Consider buying an air quality monitor: Getting a reliable air quality monitor is an easy way to assess the air quality inside your house. These monitors typically measure levels of particulate matter, humidity, and AQI (air quality index). However, for a holistic and more accurate test, a trained and certified inspector should be consulted.

Radon Test: Radon is a colorless and odorless radioactive gas that can only be detected by performing a test. It can enter the home through foundation or groundwater, and cause serious health issues over time. Trained and certified home inspectors can test Radon levels in your home through specialized equipment, and provide a detailed report with findings and recommendations.

Radon Test WIN Home Inspection

Mold Test: Some mold is visible, but often mold spores grow in dark and damp places that are hard to see. These spores can be dangerous when breathed in, especially for anyone with pre-existing respiratory conditions. If you have moisture issues or suspect mold in your home, contact a trained professional for mold testing and inspection.
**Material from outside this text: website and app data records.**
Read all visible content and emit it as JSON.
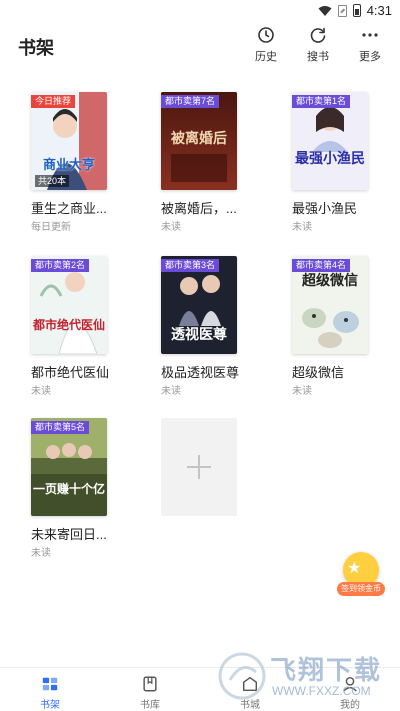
{
  "status_bar": {
    "time": "4:31"
  },
  "header": {
    "title": "书架",
    "actions": [
      {
        "label": "历史",
        "icon": "clock-icon"
      },
      {
        "label": "搜书",
        "icon": "search-refresh-icon"
      },
      {
        "label": "更多",
        "icon": "more-icon"
      }
    ]
  },
  "books": [
    {
      "title": "重生之商业...",
      "status": "每日更新",
      "tag": "今日推荐",
      "tag_color": "#e8453c",
      "cover_text": "商业大亨",
      "count_badge": "共20本",
      "cover_bg": "#eef3fa",
      "cover_text_color": "#1f5fc8"
    },
    {
      "title": "被离婚后，...",
      "status": "未读",
      "tag": "都市卖第7名",
      "tag_color": "#6a4cd8",
      "cover_text": "被离婚后",
      "cover_bg": "#6b2418",
      "cover_text_color": "#f3d9b0"
    },
    {
      "title": "最强小渔民",
      "status": "未读",
      "tag": "都市卖第1名",
      "tag_color": "#6a4cd8",
      "cover_text": "最强小渔民",
      "cover_bg": "#f0eef8",
      "cover_text_color": "#2b2fa8"
    },
    {
      "title": "都市绝代医仙",
      "status": "未读",
      "tag": "都市卖第2名",
      "tag_color": "#6a4cd8",
      "cover_text": "都市绝代医仙",
      "cover_bg": "#eef5f2",
      "cover_text_color": "#c4232e"
    },
    {
      "title": "极品透视医尊",
      "status": "未读",
      "tag": "都市卖第3名",
      "tag_color": "#6a4cd8",
      "cover_text": "透视医尊",
      "cover_bg": "#1e2230",
      "cover_text_color": "#ffffff"
    },
    {
      "title": "超级微信",
      "status": "未读",
      "tag": "都市卖第4名",
      "tag_color": "#6a4cd8",
      "cover_text": "超级微信",
      "cover_bg": "#f0f4ec",
      "cover_text_color": "#222222"
    },
    {
      "title": "未来寄回日...",
      "status": "未读",
      "tag": "都市卖第5名",
      "tag_color": "#6a4cd8",
      "cover_text": "一页赚十个亿",
      "cover_bg": "#5a6a3a",
      "cover_text_color": "#ffffff"
    }
  ],
  "add_book": {
    "icon": "plus-icon"
  },
  "float_button": {
    "label": "签到领金币"
  },
  "bottom_nav": [
    {
      "label": "书架",
      "icon": "bookshelf-icon",
      "active": true
    },
    {
      "label": "书库",
      "icon": "library-icon",
      "active": false
    },
    {
      "label": "书城",
      "icon": "bookstore-icon",
      "active": false
    },
    {
      "label": "我的",
      "icon": "profile-icon",
      "active": false
    }
  ],
  "watermark": {
    "brand": "飞翔下载",
    "url": "WWW.FXXZ.COM"
  },
  "colors": {
    "accent": "#2f6ef6",
    "rank_tag": "#6a4cd8",
    "recommend_tag": "#e8453c"
  }
}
Asbestos Test: Asbestos isn’t usually present in new homes, but can be found in older ones. If you notice damage to vinyl tile flooring, attic insulation, or other areas that may contain asbestos, take quick action to seal off the area, and contact a trained inspector to collect samples for testing.

How indoor air quality can be improved?
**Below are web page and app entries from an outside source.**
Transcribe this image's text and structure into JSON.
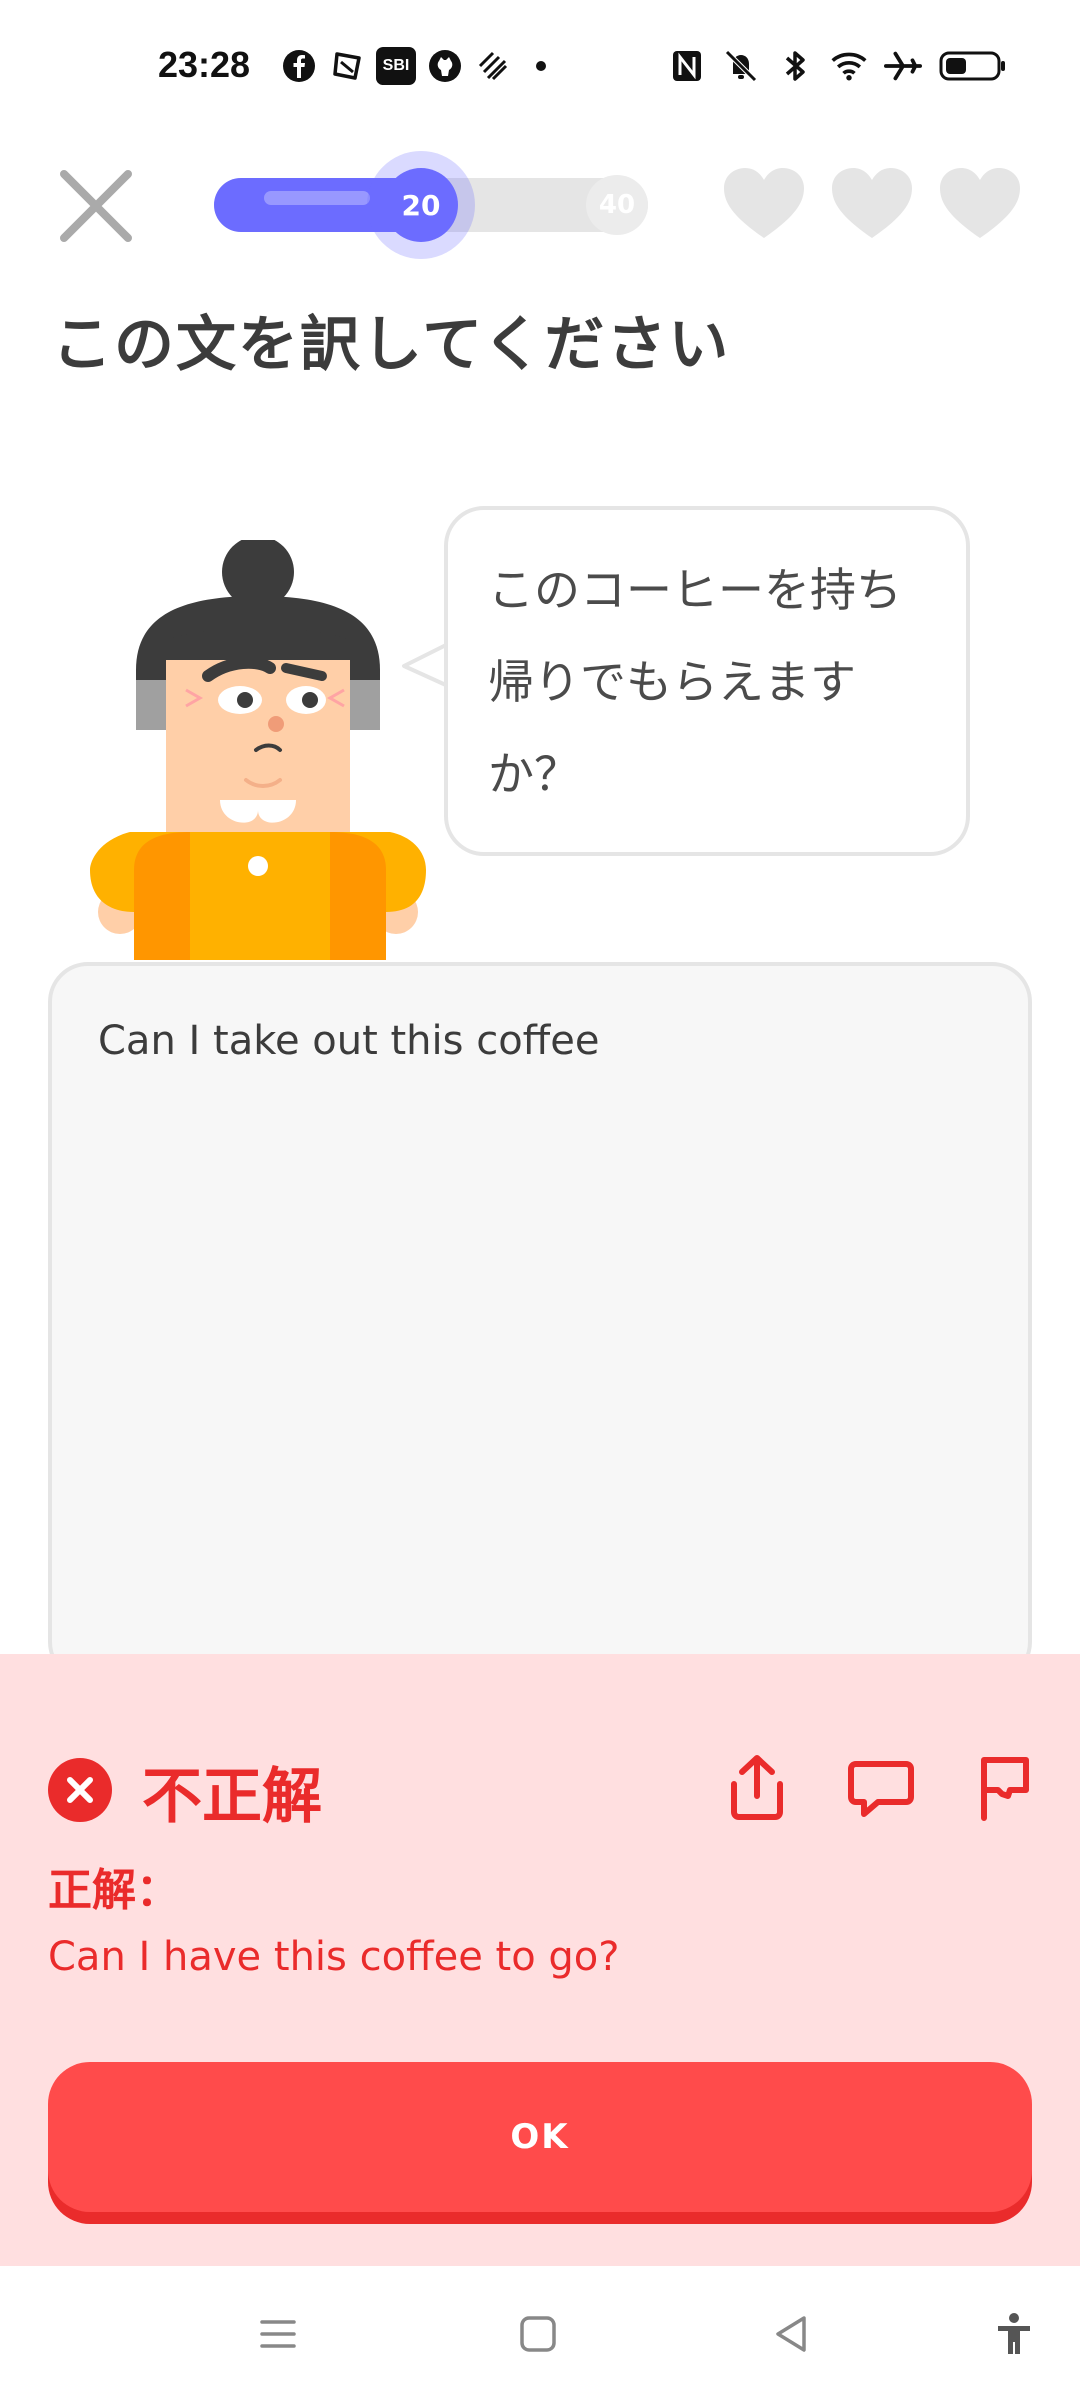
{
  "status_bar": {
    "time": "23:28",
    "left_icons": [
      "facebook-icon",
      "app-icon",
      "sbi-icon",
      "github-icon",
      "app-icon",
      "dot-icon"
    ],
    "sbi_label": "SBI",
    "right_icons": [
      "nfc-icon",
      "mute-icon",
      "bluetooth-icon",
      "wifi-icon",
      "airplane-icon",
      "battery-icon"
    ]
  },
  "lesson": {
    "progress_current": "20",
    "progress_end": "40",
    "progress_fraction": 0.5,
    "hearts_count": 3,
    "prompt_title": "この文を訳してください"
  },
  "speech": {
    "lines": [
      "このコーヒーを持ち",
      "帰りでもらえます",
      "か？"
    ]
  },
  "answer": {
    "user_text": "Can I take out this coffee"
  },
  "feedback": {
    "status": "不正解",
    "correct_label": "正解：",
    "correct_answer": "Can I have this coffee to go?",
    "ok_label": "OK"
  },
  "colors": {
    "progress": "#6c6cff",
    "error": "#ea2b2b",
    "feedback_bg": "#ffdfe0",
    "ok_button": "#ff4b4b"
  }
}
Indoor Air Quality Air Purifier WIN Home Inspection

Before poor air quality becomes an issue, here are a few ways you can improve the air and health of your home.

  1. Ensure adequate ventilation: By properly ventilating your indoor space, you allow air to circulate freely inside your home, minimizing the level of pollutants.
  2. Use an air purifier: Use a high-quality air purifier to detox the environment inside your home.
  3. Change filters often: The filters on your centralized cooling and heating systems should be replaced regularly. Follow manufacturer’s guidelines when doing so.
  4. Monitor humidity: Track humidity levels inside your house using a humidity gauge and try to maintain it between 30-50%. A dehumidifier can be used to remove excess moisture if humidity is more than recommended levels.
  5. Vacuum clean your home: Keep your indoor air free of dust, dander, and other allergens by regularly cleaning your home using a good-quality vacuum cleaner, preferably one with high-efficiency filters. Also, wipe surfaces with a damp cloth as needed.
  6. Be cautious with cleaning supplies: Make sure the ingredients present in your cleaning supplies (floor cleaner, air freshener, moth repellent) are eco-friendly.
  7. Know when to call the professionals: If you suspect mold, radon, asbestos, or other contaminant in your home, don’t wait for symptoms to appear. Contact a professional for inspection and testing.

Want to get your indoor air quality tested? Connect with us.

At WIN Home Inspection, we use state-of-the-art equipment and partner with accredited labs to check air quality inside your home, and offer recommendations on minimizing pollutant levels. Call (800) 309-6753 to connect with our experts and pave the way for building a healthier environment for you and your family.